“EVERYONE HAS MORE THAN WE DO!”
Hate it when your kids whine for expensive brands because “everyone else has one”? Then don’t be like the mother who lectured her son on “material things aren’t what’s important,” only to be left red-faced when he replied, “Then why did you say you’d give anything to trade places with Mrs. Jones and live in her big fancy house—when her son who’s in jail for selling drugs would come with the deal?”
Intellectually, we all know that wealth and comfort mean little without love and integrity. But it’s easy to forget that when the siren call of instant gratification sings to us via social media pages, advertisements, and lives-of-the-rich-and-famous displays.
Reducing direct exposure to that sort of thing is one way to keep envy from turning your eyes, and your children’s, green. Here are a few other ideas.
Practice Gratitude Daily
This world has been addicted to complaining for too long. Start some energy flowing in the other direction by paying less attention to what others have and more attention to what you have. Your children (and any other close family members) should rank high on your list of blessings. So should your friends, your job, your home, your church, having adequate food and clothing, and having freedom to express your opinion and improve your life. Never mind if some of these aren’t as “perfect” as you’d choose. Be assured that someone—perhaps even Mrs. Jones who has a big house but no love in the home—is wishing they were in your place.
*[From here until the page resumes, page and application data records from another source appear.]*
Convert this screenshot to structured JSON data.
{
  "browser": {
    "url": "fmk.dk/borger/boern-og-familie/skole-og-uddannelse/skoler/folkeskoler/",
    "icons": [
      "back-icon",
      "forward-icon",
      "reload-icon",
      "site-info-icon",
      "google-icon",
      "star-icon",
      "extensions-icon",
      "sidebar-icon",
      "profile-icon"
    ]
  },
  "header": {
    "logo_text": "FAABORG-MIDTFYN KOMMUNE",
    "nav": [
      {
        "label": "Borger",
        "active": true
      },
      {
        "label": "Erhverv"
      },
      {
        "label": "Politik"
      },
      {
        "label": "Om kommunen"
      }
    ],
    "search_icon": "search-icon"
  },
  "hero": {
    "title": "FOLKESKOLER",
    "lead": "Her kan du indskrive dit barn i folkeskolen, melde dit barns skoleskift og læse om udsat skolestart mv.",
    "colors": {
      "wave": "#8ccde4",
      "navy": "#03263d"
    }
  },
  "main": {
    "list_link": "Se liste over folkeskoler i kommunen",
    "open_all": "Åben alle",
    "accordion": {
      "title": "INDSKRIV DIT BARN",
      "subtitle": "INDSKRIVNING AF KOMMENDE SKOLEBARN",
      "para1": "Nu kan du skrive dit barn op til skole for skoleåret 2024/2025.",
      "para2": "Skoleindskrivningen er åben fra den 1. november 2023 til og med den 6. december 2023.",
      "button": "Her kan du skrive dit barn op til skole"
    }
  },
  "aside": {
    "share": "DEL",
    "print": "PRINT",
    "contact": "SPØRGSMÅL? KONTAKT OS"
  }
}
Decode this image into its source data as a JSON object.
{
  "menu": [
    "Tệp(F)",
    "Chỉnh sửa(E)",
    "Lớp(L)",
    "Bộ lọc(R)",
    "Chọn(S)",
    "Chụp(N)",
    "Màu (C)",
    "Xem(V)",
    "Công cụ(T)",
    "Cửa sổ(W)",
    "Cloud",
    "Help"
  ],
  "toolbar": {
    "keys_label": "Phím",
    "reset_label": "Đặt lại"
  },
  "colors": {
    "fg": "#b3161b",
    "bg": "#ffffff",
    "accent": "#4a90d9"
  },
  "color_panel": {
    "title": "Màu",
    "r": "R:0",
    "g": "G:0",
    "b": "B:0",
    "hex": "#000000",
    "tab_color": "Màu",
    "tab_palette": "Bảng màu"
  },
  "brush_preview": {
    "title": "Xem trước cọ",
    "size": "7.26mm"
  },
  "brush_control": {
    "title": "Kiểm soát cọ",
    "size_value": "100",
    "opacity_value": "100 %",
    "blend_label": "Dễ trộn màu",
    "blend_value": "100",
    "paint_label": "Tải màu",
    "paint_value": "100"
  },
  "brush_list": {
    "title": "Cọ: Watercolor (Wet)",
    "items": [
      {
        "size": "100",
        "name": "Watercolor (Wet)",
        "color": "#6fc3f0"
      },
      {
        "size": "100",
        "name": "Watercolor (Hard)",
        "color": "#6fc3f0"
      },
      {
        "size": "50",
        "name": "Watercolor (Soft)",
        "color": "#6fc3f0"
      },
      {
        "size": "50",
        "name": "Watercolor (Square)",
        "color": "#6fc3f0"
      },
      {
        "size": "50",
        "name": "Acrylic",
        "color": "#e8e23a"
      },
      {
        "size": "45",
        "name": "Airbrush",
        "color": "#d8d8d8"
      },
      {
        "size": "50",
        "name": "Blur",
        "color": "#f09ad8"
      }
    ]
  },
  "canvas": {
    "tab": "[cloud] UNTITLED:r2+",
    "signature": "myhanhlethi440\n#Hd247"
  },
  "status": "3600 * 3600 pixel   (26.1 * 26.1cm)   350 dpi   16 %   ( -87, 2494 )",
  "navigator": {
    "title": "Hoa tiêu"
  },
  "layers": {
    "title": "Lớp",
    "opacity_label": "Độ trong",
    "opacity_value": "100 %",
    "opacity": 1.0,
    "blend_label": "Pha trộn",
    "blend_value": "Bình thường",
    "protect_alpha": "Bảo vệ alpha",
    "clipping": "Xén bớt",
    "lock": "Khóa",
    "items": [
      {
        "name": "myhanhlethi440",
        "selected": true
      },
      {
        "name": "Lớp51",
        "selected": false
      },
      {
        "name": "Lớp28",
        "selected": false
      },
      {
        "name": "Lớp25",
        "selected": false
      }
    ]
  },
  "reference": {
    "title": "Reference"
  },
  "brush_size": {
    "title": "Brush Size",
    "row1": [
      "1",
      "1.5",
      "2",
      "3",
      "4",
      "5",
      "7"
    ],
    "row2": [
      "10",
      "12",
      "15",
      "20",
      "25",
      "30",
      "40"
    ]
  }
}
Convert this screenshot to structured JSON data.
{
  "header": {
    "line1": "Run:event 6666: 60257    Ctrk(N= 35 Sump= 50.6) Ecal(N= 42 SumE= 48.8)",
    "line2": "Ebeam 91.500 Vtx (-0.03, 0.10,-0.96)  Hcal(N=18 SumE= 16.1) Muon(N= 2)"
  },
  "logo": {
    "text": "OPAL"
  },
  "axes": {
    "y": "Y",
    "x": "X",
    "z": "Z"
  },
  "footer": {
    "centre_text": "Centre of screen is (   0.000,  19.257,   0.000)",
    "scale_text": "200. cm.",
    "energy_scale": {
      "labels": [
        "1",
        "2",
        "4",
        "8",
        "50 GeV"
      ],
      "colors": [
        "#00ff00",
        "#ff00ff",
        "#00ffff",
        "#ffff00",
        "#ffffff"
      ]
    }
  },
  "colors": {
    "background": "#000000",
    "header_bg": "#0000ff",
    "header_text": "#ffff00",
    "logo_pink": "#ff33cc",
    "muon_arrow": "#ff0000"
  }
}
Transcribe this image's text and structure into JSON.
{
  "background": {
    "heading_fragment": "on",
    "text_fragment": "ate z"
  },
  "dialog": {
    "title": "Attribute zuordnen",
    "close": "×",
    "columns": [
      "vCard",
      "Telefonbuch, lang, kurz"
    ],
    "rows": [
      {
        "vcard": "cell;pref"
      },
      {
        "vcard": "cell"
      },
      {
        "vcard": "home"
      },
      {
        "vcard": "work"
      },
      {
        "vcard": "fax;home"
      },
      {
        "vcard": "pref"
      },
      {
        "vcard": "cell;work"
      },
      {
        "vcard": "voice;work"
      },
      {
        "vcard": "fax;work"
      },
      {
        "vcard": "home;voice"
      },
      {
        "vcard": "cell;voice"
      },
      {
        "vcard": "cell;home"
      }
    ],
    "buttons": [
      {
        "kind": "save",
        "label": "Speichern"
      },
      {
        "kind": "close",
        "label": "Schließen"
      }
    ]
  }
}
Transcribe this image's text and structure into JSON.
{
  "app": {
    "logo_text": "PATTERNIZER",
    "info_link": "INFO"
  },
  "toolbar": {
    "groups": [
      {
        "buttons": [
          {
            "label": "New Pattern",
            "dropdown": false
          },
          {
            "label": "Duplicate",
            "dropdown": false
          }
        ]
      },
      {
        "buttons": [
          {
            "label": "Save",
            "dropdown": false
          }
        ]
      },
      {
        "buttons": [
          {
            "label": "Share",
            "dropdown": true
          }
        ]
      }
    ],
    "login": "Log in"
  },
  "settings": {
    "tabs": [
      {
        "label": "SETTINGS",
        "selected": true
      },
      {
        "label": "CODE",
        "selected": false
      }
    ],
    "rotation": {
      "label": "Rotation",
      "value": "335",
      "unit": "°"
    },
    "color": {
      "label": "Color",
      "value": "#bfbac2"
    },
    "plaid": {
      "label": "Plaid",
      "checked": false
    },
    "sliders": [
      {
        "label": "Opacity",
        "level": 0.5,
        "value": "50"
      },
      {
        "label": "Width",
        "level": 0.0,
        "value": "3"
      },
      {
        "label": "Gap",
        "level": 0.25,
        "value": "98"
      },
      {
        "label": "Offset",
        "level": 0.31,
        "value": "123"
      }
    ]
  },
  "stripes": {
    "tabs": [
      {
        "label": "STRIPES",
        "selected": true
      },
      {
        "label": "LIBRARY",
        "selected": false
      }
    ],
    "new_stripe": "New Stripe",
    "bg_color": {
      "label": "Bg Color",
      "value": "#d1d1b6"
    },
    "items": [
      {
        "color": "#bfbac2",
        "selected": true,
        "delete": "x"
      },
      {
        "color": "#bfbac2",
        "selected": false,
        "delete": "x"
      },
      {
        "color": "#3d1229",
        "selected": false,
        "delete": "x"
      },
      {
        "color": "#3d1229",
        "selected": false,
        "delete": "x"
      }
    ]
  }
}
To maximize the benefits of
gratitude, keep a daily journal counting your blessings—and give a similar journal to each of your kids.
Defuse Greed and Envy in Your Children
Besides encouraging your kids to count their blessings daily, you can lessen their “I want what my rich peers have” tendencies by:
- Giving them your time and attention. That’s a lot more valuable than a glut of material possessions.
- Responding to “buy me something expensive” requests not with lectures, but with questions that encourage them to think. “How might you get it on your own initiative?” “What else might we spend the money on?” “Why do you think this new item would make you happy?” “Are your friends who have it happy all the time?”
- Making a rule of never buying anything on credit. That only feeds the lie that instant gratification is a problem solver.
Help Out Those Less Fortunate
Among the best ways to thwart “everyone is better off than we, and it’s not fair” thinking is to offer a hand to someone who is worse off. As a family, you might:
- Invite someone with no family to Thanksgiving dinner.
- Take a day to clean a disabled neighbor’s house.
- Collect donations for a food or clothing drive.
- Participate in an event at a homeless shelter.
- Sponsor a child in a low-income society.
Where possible, connect directly with the people you’re helping. Not just to remind yourself that there are those materially worse off than you, but to observe firsthand that many people with less are actually happier. That never fails to influence “helpers” for the better.